**Task details**
Repeat all entries exactly.

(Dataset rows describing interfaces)
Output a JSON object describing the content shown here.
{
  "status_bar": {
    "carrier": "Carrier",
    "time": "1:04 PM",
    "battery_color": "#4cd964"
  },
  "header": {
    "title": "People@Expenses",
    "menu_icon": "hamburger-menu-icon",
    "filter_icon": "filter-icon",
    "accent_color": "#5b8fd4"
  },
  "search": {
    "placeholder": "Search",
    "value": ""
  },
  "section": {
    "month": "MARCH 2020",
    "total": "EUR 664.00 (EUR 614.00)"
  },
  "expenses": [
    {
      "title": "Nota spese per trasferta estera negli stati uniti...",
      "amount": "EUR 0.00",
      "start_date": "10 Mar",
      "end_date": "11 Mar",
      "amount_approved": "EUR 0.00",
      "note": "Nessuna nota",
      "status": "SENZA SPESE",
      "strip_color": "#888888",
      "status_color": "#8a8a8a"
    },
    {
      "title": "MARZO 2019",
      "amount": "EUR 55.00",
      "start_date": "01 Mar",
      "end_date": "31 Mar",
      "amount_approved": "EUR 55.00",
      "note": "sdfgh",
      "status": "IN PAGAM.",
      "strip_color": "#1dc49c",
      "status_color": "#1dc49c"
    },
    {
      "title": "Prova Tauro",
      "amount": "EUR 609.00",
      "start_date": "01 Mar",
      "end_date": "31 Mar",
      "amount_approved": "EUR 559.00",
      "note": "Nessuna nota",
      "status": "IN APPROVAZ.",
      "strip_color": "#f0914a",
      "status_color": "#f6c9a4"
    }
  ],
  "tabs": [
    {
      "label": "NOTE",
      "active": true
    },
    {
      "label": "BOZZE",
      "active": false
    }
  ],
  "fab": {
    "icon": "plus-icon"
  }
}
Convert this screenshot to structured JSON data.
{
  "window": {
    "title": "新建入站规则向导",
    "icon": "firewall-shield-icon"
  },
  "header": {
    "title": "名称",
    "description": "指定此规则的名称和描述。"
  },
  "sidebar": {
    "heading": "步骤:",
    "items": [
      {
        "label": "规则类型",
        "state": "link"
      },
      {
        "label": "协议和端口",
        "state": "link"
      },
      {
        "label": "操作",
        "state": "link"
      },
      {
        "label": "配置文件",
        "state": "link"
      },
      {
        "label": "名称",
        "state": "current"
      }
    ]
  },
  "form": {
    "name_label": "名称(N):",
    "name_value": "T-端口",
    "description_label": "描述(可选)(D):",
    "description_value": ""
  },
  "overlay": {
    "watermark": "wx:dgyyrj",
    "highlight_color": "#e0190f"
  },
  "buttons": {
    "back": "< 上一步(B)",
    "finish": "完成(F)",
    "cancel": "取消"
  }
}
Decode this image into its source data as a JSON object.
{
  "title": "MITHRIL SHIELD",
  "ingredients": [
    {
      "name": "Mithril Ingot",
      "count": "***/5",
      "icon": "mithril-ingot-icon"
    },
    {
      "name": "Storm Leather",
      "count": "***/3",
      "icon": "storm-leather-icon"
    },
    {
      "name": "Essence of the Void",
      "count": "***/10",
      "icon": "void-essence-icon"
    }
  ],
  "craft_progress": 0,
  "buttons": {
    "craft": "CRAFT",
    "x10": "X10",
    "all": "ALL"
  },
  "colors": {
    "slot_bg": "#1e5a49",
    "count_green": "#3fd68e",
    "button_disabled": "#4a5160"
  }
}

**Exercise answer**
Output a JSON object describing the content shown here.
{
  "status_bar": {
    "carrier": "Carrier",
    "time": "1:04 PM",
    "battery_color": "#4cd964"
  },
  "header": {
    "title": "People@Expenses",
    "menu_icon": "hamburger-menu-icon",
    "filter_icon": "filter-icon",
    "accent_color": "#5b8fd4"
  },
  "search": {
    "placeholder": "Search",
    "value": ""
  },
  "section": {
    "month": "MARCH 2020",
    "total": "EUR 664.00 (EUR 614.00)"
  },
  "expenses": [
    {
      "title": "Nota spese per trasferta estera negli stati uniti...",
      "amount": "EUR 0.00",
      "start_date": "10 Mar",
      "end_date": "11 Mar",
      "amount_approved": "EUR 0.00",
      "note": "Nessuna nota",
      "status": "SENZA SPESE",
      "strip_color": "#888888",
      "status_color": "#8a8a8a"
    },
    {
      "title": "MARZO 2019",
      "amount": "EUR 55.00",
      "start_date": "01 Mar",
      "end_date": "31 Mar",
      "amount_approved": "EUR 55.00",
      "note": "sdfgh",
      "status": "IN PAGAM.",
      "strip_color": "#1dc49c",
      "status_color": "#1dc49c"
    },
    {
      "title": "Prova Tauro",
      "amount": "EUR 609.00",
      "start_date": "01 Mar",
      "end_date": "31 Mar",
      "amount_approved": "EUR 559.00",
      "note": "Nessuna nota",
      "status": "IN APPROVAZ.",
      "strip_color": "#f0914a",
      "status_color": "#f6c9a4"
    }
  ],
  "tabs": [
    {
      "label": "NOTE",
      "active": true
    },
    {
      "label": "BOZZE",
      "active": false
    }
  ],
  "fab": {
    "icon": "plus-icon"
  }
}
Convert this screenshot to structured JSON data.
{
  "window": {
    "title": "新建入站规则向导",
    "icon": "firewall-shield-icon"
  },
  "header": {
    "title": "名称",
    "description": "指定此规则的名称和描述。"
  },
  "sidebar": {
    "heading": "步骤:",
    "items": [
      {
        "label": "规则类型",
        "state": "link"
      },
      {
        "label": "协议和端口",
        "state": "link"
      },
      {
        "label": "操作",
        "state": "link"
      },
      {
        "label": "配置文件",
        "state": "link"
      },
      {
        "label": "名称",
        "state": "current"
      }
    ]
  },
  "form": {
    "name_label": "名称(N):",
    "name_value": "T-端口",
    "description_label": "描述(可选)(D):",
    "description_value": ""
  },
  "overlay": {
    "watermark": "wx:dgyyrj",
    "highlight_color": "#e0190f"
  },
  "buttons": {
    "back": "< 上一步(B)",
    "finish": "完成(F)",
    "cancel": "取消"
  }
}
Decode this image into its source data as a JSON object.
{
  "title": "MITHRIL SHIELD",
  "ingredients": [
    {
      "name": "Mithril Ingot",
      "count": "***/5",
      "icon": "mithril-ingot-icon"
    },
    {
      "name": "Storm Leather",
      "count": "***/3",
      "icon": "storm-leather-icon"
    },
    {
      "name": "Essence of the Void",
      "count": "***/10",
      "icon": "void-essence-icon"
    }
  ],
  "craft_progress": 0,
  "buttons": {
    "craft": "CRAFT",
    "x10": "X10",
    "all": "ALL"
  },
  "colors": {
    "slot_bg": "#1e5a49",
    "count_green": "#3fd68e",
    "button_disabled": "#4a5160"
  }
}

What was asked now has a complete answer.